Source material:
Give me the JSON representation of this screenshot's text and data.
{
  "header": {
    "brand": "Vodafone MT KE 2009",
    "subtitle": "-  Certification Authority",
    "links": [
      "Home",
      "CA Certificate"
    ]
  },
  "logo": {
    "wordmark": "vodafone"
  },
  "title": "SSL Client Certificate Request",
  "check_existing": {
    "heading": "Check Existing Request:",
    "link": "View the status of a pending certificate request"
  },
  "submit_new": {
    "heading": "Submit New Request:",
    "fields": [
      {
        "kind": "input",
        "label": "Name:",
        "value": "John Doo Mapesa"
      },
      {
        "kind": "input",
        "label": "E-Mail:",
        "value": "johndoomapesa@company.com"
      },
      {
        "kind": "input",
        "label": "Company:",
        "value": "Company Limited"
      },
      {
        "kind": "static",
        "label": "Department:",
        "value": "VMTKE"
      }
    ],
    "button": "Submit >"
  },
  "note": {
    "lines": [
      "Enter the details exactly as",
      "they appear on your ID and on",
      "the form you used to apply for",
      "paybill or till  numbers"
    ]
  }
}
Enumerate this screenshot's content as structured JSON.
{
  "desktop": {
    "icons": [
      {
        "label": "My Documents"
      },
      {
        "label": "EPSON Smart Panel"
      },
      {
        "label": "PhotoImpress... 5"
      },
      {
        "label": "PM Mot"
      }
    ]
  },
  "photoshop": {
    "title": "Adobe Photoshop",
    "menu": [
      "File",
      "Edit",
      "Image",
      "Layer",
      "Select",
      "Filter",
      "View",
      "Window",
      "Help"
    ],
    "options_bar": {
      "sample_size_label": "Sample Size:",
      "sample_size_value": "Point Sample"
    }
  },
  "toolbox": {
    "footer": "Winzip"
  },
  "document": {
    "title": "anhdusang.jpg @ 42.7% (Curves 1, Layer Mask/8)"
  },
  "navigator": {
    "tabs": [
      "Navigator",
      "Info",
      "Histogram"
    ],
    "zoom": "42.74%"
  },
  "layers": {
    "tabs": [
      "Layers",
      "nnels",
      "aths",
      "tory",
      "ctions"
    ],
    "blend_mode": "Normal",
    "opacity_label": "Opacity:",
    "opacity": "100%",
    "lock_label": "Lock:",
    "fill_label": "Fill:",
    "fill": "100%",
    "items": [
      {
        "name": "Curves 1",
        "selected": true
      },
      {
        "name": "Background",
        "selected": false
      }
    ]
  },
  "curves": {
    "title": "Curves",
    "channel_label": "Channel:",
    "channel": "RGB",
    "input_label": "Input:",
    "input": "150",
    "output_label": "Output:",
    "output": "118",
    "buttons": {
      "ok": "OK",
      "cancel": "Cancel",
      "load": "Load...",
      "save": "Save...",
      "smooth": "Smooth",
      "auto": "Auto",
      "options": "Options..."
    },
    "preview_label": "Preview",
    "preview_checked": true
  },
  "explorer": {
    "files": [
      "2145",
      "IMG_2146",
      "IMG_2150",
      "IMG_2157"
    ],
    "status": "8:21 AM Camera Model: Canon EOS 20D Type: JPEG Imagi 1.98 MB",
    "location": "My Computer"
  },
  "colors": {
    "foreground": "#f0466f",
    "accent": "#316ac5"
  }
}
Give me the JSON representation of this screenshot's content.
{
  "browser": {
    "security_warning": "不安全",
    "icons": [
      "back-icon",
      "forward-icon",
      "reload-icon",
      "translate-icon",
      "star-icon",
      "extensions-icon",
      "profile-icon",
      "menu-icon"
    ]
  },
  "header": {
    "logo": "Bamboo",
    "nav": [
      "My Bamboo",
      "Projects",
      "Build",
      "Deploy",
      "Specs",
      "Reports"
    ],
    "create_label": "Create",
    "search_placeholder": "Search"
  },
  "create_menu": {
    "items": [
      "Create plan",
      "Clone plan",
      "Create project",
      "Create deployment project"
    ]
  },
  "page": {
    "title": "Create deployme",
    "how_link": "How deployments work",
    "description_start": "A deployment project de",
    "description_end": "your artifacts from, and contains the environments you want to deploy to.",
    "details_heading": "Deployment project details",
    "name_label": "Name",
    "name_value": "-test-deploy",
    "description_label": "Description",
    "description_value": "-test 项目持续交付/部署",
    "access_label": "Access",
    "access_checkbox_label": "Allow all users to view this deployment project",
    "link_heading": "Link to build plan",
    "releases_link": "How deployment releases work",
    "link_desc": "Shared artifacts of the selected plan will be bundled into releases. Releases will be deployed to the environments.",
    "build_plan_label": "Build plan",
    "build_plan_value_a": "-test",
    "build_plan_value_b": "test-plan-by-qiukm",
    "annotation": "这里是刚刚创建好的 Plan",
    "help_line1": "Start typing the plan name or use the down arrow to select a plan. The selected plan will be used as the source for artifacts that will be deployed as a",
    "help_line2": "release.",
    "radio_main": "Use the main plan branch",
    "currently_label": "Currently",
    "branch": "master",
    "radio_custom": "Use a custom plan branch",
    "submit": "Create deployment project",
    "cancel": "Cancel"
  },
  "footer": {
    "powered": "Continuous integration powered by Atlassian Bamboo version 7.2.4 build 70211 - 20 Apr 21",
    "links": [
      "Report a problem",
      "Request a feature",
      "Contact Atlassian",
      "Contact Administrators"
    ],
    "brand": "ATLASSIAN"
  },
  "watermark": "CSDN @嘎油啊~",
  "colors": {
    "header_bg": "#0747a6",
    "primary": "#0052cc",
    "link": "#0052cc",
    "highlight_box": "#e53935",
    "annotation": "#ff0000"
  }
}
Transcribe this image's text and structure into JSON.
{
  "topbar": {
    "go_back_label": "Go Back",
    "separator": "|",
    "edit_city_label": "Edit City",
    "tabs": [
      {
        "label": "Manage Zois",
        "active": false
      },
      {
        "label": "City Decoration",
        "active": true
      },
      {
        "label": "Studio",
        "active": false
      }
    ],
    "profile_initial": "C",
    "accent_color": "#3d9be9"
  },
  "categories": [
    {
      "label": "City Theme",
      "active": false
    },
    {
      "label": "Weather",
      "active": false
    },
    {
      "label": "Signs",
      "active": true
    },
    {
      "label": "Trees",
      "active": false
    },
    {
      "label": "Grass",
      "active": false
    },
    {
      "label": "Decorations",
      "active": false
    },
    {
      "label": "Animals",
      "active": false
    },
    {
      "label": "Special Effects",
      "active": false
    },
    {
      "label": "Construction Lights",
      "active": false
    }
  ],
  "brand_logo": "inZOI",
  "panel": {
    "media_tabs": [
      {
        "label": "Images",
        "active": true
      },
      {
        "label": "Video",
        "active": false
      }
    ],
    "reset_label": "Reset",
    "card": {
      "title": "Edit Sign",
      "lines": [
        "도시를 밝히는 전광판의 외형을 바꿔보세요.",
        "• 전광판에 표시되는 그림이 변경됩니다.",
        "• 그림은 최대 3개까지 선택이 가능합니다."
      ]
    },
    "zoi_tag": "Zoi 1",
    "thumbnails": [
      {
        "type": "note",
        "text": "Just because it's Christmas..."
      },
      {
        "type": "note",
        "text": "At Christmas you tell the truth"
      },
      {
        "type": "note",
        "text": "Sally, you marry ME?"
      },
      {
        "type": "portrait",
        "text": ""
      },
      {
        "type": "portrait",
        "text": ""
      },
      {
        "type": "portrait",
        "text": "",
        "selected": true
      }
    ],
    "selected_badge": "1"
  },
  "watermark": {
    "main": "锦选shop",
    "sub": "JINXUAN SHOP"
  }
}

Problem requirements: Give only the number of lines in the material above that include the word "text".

Your response: 8